“They’re not the most serious case(s), but they do significantly affect the quality of life for the residents of this region,” Jamgochian said. “We’re simply not able to prosecute that type of case as much as we did in the past.”
The difficulties don’t end there. Cuts at the Department of Law have taken place alongside reductions at the Department of Public Safety, which includes the Alaska State Troopers. Those budget cuts have hampered what was once routine travel to outlying communities. In the past, troopers aimed to cultivate relationships and a presence through community patrols. Now, they are largely restricted to fly-outs only in response to new emergency incidents. That makes it harder to gather evidence and build strong cases, especially for certain kinds of offenses.
“Crimes that would have been reported, (like) domestic violence crimes, either aren’t being reported or if they are being reported there’s a delay in reporting because a trooper just isn’t there,” Jamgochian said. “And of course a delayed report for a domestic violence crime frequently affects whether or not we’re able to charge it.”
As the state cuts budgets, local communities with their own fiscal constraints are being asked to shoulder more of the burden.
In Anchorage, a separate legal entity handles misdemeanors in the city, things like shoplifting, trespassing or vandalism. More serious violent and felony-level crimes are referred up to state counterparts at the Department of Law.
At least, they’re supposed to be.
According to Municipal Prosecutor Seneca Theno, that normal process is not working. As an example, she laid out a recent case that appeared to be a kidnapping.
“An individual who had been detained in a truck, escaped and ran for help,” Theno explained. The person was dragged back, threatened, and punched over and over again. (Citing privacy reasons, Theno declined to identify the individual or further specifics in the case).
“That was a case that we tried to refer,” Theno said.
But state prosecutors declined.
“The response back was that those types of cases are very difficult and there wasn’t an interest in taking it,” Theno said, a note of frustration in her voice.
Last week, Theno described a handful of similar incidents to the Anchorage Assembly, examples of violent crimes that she believes state district attorneys would have taken on in the past but now can’t or won’t.
“I think it’s fair to say that they’re probably being very conservative with the resources that they do have because there are so few of them,” Theno said.
Anchorage and Juneau are the only cities in the state with their own offices for prosecuting lower-level offenses, but they aren’t equipped to handle felony cases. That means when state lawyers decline to take up more serious violent offenses, there is no option except for Theno and her team to charge a lesser crime. To Theno, that doesn’t feel like justice.
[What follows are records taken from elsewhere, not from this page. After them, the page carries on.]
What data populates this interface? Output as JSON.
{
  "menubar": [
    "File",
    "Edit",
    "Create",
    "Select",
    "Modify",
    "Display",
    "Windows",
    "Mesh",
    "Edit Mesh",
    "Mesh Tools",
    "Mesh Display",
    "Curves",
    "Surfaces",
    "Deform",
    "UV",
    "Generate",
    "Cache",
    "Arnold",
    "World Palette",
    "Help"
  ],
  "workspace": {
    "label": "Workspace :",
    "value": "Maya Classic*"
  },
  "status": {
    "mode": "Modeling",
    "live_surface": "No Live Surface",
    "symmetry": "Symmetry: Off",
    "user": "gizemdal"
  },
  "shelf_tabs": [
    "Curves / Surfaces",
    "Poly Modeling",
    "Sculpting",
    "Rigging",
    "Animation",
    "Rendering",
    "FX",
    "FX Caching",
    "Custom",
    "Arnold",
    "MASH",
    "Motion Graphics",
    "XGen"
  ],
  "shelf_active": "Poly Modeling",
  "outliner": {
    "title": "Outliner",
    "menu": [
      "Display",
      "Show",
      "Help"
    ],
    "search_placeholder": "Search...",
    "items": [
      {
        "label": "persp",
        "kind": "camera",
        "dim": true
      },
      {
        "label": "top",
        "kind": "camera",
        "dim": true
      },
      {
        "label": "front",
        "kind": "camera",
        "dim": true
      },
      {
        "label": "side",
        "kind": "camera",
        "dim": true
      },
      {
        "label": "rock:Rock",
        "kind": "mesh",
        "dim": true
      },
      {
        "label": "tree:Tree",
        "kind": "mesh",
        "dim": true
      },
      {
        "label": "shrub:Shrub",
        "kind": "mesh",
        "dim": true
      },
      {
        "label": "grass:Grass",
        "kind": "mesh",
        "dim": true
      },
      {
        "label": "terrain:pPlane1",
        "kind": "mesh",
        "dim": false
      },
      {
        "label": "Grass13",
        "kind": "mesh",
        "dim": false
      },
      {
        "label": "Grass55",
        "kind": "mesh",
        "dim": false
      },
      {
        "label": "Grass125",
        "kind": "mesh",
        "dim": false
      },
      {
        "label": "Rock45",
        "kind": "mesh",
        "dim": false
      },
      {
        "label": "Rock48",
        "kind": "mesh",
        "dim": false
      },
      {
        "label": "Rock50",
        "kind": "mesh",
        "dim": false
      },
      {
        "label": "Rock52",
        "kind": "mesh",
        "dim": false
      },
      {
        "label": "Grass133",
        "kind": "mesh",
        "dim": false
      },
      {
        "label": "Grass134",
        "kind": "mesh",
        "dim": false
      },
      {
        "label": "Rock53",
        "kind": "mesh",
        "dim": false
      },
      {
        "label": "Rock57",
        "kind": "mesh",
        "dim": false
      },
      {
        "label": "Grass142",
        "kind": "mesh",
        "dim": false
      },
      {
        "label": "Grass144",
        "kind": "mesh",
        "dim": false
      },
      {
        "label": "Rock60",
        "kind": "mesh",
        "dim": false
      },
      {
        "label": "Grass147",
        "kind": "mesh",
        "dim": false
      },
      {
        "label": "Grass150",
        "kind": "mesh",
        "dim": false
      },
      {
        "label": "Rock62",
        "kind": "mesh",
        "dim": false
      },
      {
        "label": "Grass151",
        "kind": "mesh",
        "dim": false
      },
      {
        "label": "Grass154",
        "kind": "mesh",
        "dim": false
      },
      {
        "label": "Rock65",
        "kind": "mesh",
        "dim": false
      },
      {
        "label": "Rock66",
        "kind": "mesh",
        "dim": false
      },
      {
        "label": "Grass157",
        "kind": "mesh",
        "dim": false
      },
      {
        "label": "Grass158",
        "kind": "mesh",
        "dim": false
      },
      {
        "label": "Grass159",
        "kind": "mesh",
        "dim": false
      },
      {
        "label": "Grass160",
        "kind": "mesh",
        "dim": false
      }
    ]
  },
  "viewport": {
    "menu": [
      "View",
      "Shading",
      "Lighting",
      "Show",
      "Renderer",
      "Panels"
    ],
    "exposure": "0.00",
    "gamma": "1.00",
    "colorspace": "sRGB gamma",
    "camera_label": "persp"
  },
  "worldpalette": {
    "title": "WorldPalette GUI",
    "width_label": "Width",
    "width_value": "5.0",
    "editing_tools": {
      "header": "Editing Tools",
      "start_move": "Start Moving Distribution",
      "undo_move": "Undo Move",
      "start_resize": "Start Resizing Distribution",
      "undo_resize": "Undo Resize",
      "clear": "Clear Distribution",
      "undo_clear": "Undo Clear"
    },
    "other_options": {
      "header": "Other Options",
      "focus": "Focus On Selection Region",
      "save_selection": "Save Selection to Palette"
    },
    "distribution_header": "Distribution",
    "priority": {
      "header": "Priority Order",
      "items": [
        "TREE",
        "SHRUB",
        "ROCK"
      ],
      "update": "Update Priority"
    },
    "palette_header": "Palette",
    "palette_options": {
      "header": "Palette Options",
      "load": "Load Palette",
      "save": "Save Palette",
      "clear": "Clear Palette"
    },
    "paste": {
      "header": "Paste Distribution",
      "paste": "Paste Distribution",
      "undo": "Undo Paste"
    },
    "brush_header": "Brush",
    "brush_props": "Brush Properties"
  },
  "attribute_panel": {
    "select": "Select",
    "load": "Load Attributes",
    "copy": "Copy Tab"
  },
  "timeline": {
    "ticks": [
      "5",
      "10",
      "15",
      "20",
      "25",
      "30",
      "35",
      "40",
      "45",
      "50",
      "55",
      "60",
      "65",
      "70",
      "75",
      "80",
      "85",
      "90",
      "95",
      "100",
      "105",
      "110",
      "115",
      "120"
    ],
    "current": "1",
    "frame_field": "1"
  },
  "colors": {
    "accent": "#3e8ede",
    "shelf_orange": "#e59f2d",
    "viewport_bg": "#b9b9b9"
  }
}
“There’s also a very emotional response to the victims, who oftentimes don’t understand why their case isn’t being prosecuted as a felony. ‘How could possibly have been injured this much and it’s not being prosecuted as a felony?'” Theno posed. “That takes an emotional toll.”
Theno is asking Anchorage Assembly members to weigh a potential expansion of her office’s scope, or possibly funding additional positions so they can charge particularly egregious offenses like repeat domestic assaults.
As part of its Public Safety Action Plan, the Gov. Bill Walker’s administration is asking the Legislature to fund five additional prosecutors this budget cycle. It’s also looking for more efficiency from technology, like video-conferencing, as a way to cut down on money spent transporting defendants for court appearances.
Those measures may get the Department of Law a little bit closer to previous capacity for prosecutions, but there’s no evidence violent crime is slowing down.
Correction: an earlier version of this story stated the Department of Law had lost 22 percent of its staff in the Criminal and Civil Divisions, not an overall budget decline of 22 percent.